Conversely, their counter parts with a growth mindset believe that it is not a question of intelligence but rather just something that have not learned yet… This view creates thirst for learning and a resilience that is essential for great accomplishment. They view failing as simply a necessary part of the journey to achieving and are not put off but rather fuelled by the extra effort needed to master the next step. Virtually all great people have had these qualities. Teaching a growth mindset creates motivation and productivity in the worlds of business, education, and sports.

Neuroscience, neuroplasticity and mindfulness applied to leadership

Whereas this body of knowledge is hardly new, it is continually evolving, especially in its application to leadership.

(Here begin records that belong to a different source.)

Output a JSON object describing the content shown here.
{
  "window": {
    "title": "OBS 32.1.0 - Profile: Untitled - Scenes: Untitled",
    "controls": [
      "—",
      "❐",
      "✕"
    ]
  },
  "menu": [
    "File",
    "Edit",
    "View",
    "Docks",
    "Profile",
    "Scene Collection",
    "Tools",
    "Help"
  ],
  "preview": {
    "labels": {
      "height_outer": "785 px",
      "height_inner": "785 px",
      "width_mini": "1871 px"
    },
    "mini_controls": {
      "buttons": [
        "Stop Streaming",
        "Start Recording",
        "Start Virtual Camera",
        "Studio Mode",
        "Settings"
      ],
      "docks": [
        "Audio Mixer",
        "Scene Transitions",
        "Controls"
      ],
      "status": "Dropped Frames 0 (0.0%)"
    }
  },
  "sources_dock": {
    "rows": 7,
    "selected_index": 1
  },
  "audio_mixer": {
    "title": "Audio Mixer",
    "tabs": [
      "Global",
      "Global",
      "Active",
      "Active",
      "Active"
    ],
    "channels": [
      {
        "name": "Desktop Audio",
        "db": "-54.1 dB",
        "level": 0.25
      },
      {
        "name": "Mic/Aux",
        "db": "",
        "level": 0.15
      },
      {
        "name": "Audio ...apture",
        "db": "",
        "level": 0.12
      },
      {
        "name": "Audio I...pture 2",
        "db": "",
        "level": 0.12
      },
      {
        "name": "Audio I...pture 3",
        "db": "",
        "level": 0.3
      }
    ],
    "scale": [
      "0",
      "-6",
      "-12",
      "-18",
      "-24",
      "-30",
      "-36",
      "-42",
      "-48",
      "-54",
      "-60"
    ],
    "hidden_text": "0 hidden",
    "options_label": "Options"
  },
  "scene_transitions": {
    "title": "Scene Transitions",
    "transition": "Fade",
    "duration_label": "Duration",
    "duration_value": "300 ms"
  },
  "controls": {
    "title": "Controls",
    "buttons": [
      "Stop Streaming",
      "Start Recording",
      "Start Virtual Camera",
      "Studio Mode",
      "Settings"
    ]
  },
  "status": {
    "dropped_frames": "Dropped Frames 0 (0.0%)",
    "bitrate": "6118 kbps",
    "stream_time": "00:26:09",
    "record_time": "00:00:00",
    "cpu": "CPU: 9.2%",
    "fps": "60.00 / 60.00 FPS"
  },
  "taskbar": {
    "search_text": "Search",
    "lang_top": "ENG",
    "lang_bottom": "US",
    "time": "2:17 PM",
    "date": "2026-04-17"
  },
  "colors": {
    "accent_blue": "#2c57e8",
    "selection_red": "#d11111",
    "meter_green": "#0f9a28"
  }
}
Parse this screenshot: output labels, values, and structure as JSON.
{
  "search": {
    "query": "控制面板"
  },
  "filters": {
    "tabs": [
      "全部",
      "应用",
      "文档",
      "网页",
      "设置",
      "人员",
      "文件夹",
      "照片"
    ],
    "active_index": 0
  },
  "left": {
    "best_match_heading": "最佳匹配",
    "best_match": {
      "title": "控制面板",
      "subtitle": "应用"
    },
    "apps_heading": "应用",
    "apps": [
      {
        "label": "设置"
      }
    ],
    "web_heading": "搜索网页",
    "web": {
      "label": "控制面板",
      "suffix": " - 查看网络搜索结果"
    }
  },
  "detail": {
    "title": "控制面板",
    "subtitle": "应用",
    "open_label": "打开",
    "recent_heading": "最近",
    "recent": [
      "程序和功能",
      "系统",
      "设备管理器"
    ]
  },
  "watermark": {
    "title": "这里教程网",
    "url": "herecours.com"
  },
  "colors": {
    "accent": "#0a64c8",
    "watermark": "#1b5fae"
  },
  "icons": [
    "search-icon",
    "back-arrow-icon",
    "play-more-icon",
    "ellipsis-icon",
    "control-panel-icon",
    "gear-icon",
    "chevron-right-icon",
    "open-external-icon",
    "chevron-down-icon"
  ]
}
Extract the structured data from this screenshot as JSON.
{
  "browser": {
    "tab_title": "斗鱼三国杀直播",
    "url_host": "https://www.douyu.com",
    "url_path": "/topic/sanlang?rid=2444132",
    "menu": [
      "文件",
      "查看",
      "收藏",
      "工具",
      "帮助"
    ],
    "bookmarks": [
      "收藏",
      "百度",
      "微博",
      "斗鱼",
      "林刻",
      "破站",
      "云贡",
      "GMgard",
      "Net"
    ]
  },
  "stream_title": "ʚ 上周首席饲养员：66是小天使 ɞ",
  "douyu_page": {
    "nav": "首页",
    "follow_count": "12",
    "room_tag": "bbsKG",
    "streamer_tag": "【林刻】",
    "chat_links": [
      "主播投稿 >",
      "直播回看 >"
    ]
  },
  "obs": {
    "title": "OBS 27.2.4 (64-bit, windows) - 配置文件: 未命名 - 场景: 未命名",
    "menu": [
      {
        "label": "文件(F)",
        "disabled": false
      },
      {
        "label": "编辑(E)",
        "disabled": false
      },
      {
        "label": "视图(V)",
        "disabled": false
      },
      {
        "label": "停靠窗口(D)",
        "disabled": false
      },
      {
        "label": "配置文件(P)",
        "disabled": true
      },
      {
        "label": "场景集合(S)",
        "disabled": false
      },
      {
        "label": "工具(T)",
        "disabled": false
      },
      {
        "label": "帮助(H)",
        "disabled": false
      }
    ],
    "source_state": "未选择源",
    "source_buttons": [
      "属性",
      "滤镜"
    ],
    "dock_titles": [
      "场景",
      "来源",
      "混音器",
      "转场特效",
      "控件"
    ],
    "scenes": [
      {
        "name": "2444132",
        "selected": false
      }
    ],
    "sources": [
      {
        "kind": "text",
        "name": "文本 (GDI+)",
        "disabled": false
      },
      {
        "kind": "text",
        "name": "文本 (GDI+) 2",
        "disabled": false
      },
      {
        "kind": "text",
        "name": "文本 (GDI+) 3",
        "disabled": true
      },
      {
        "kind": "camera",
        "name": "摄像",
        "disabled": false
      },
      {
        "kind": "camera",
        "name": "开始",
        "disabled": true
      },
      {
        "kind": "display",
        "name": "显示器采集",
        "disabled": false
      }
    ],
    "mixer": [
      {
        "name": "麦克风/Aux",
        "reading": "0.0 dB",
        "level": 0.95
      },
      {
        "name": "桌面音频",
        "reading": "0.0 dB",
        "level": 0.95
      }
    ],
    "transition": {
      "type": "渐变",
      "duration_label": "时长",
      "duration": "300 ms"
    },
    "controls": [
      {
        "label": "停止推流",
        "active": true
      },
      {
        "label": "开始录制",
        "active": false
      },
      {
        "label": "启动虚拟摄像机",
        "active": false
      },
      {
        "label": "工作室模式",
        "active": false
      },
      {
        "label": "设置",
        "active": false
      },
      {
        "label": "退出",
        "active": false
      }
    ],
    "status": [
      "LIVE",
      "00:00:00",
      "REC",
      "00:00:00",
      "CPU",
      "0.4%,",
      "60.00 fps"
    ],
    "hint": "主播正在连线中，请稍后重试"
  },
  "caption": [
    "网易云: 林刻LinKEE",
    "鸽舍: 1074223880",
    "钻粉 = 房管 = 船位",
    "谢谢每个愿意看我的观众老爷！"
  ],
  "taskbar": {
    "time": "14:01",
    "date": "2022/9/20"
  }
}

A healthy caution in interpretation and focusing on only robust research can bring a valuable added dimension to the development of the leadership function.

Creating an agile workforce with future skills

The institute for the future and Oxford Economics, Human Capital Report 2021, as well as other reputable sources agree that future skills and agility are needed to effectively compete today and in the future world of work.

The how and when of leadership development

We need to make learning easily accessible anytime and in a variety of formats to suit individual learner preferences such as podcasts, videos, e-learning interactive lessons, articles, factsheets, e-books, clubs, coaching and e-communities.

Our history as a function is one of taking learning out of work and placing it in a classroom. We might want to consider flipping this orthodoxy as well by building learning inputs into actual work or strategic priorities so that as people do their actual work they have opportunities for input, to reflect, to integrate and consolidate new skills and insights rather than divorcing learning from the work and relegating it a classroom.

It is clear that there is much to be done in the evolution of leadership development.


Tracey is a Canadian Expat of 20 years who has lived in Asia, Europe and North America. She has worked in regional and global roles for the last twenty years. She has been part of the executive team in multinational corporations such as Standard Chartered Bank, Honeywell, Henley Business School in the UK and as Managing Director international for the CIPD.